> Work item: Would you print the whole listing again, word for word?

> Data to use:
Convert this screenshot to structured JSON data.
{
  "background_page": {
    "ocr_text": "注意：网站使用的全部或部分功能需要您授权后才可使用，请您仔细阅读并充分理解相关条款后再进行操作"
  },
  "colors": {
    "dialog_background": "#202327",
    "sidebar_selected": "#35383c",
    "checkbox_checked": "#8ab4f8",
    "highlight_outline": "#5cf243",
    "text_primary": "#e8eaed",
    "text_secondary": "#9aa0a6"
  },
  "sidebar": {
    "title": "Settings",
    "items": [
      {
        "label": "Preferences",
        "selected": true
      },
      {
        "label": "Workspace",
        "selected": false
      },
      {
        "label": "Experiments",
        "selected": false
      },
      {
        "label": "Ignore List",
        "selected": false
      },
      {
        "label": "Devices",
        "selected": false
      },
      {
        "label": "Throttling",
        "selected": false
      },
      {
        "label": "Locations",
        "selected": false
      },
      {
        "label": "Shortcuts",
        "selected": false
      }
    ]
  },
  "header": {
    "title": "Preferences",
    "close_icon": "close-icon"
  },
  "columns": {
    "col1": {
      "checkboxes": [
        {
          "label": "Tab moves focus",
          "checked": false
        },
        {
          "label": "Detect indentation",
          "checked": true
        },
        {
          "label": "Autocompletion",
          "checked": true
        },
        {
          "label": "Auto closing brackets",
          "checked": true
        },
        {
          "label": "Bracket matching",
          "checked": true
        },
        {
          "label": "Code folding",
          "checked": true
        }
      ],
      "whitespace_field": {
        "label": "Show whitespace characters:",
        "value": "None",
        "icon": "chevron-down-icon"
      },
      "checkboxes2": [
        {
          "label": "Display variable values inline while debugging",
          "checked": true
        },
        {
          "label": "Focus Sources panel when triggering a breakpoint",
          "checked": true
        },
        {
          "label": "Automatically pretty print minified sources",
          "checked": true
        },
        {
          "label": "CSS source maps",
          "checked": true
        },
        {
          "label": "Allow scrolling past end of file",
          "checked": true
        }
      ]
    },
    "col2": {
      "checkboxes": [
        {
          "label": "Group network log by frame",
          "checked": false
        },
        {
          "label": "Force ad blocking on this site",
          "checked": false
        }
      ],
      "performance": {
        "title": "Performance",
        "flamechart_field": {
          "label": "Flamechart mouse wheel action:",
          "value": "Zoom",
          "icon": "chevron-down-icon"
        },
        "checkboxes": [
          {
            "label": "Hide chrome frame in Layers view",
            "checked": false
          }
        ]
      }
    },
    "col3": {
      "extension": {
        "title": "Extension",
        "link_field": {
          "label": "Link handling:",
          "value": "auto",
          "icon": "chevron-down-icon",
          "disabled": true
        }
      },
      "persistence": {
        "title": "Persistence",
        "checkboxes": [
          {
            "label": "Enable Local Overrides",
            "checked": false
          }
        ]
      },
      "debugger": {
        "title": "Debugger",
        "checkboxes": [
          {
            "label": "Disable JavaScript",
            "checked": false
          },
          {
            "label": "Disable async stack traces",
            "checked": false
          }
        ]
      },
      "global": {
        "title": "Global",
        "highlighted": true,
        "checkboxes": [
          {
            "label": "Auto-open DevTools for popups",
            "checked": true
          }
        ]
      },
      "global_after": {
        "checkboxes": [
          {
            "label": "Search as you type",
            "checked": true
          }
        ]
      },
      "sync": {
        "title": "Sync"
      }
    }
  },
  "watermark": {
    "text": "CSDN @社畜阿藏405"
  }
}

> Answer below:
Convert this screenshot to structured JSON data.
{
  "background_page": {
    "ocr_text": "注意：网站使用的全部或部分功能需要您授权后才可使用，请您仔细阅读并充分理解相关条款后再进行操作"
  },
  "colors": {
    "dialog_background": "#202327",
    "sidebar_selected": "#35383c",
    "checkbox_checked": "#8ab4f8",
    "highlight_outline": "#5cf243",
    "text_primary": "#e8eaed",
    "text_secondary": "#9aa0a6"
  },
  "sidebar": {
    "title": "Settings",
    "items": [
      {
        "label": "Preferences",
        "selected": true
      },
      {
        "label": "Workspace",
        "selected": false
      },
      {
        "label": "Experiments",
        "selected": false
      },
      {
        "label": "Ignore List",
        "selected": false
      },
      {
        "label": "Devices",
        "selected": false
      },
      {
        "label": "Throttling",
        "selected": false
      },
      {
        "label": "Locations",
        "selected": false
      },
      {
        "label": "Shortcuts",
        "selected": false
      }
    ]
  },
  "header": {
    "title": "Preferences",
    "close_icon": "close-icon"
  },
  "columns": {
    "col1": {
      "checkboxes": [
        {
          "label": "Tab moves focus",
          "checked": false
        },
        {
          "label": "Detect indentation",
          "checked": true
        },
        {
          "label": "Autocompletion",
          "checked": true
        },
        {
          "label": "Auto closing brackets",
          "checked": true
        },
        {
          "label": "Bracket matching",
          "checked": true
        },
        {
          "label": "Code folding",
          "checked": true
        }
      ],
      "whitespace_field": {
        "label": "Show whitespace characters:",
        "value": "None",
        "icon": "chevron-down-icon"
      },
      "checkboxes2": [
        {
          "label": "Display variable values inline while debugging",
          "checked": true
        },
        {
          "label": "Focus Sources panel when triggering a breakpoint",
          "checked": true
        },
        {
          "label": "Automatically pretty print minified sources",
          "checked": true
        },
        {
          "label": "CSS source maps",
          "checked": true
        },
        {
          "label": "Allow scrolling past end of file",
          "checked": true
        }
      ]
    },
    "col2": {
      "checkboxes": [
        {
          "label": "Group network log by frame",
          "checked": false
        },
        {
          "label": "Force ad blocking on this site",
          "checked": false
        }
      ],
      "performance": {
        "title": "Performance",
        "flamechart_field": {
          "label": "Flamechart mouse wheel action:",
          "value": "Zoom",
          "icon": "chevron-down-icon"
        },
        "checkboxes": [
          {
            "label": "Hide chrome frame in Layers view",
            "checked": false
          }
        ]
      }
    },
    "col3": {
      "extension": {
        "title": "Extension",
        "link_field": {
          "label": "Link handling:",
          "value": "auto",
          "icon": "chevron-down-icon",
          "disabled": true
        }
      },
      "persistence": {
        "title": "Persistence",
        "checkboxes": [
          {
            "label": "Enable Local Overrides",
            "checked": false
          }
        ]
      },
      "debugger": {
        "title": "Debugger",
        "checkboxes": [
          {
            "label": "Disable JavaScript",
            "checked": false
          },
          {
            "label": "Disable async stack traces",
            "checked": false
          }
        ]
      },
      "global": {
        "title": "Global",
        "highlighted": true,
        "checkboxes": [
          {
            "label": "Auto-open DevTools for popups",
            "checked": true
          }
        ]
      },
      "global_after": {
        "checkboxes": [
          {
            "label": "Search as you type",
            "checked": true
          }
        ]
      },
      "sync": {
        "title": "Sync"
      }
    }
  },
  "watermark": {
    "text": "CSDN @社畜阿藏405"
  }
}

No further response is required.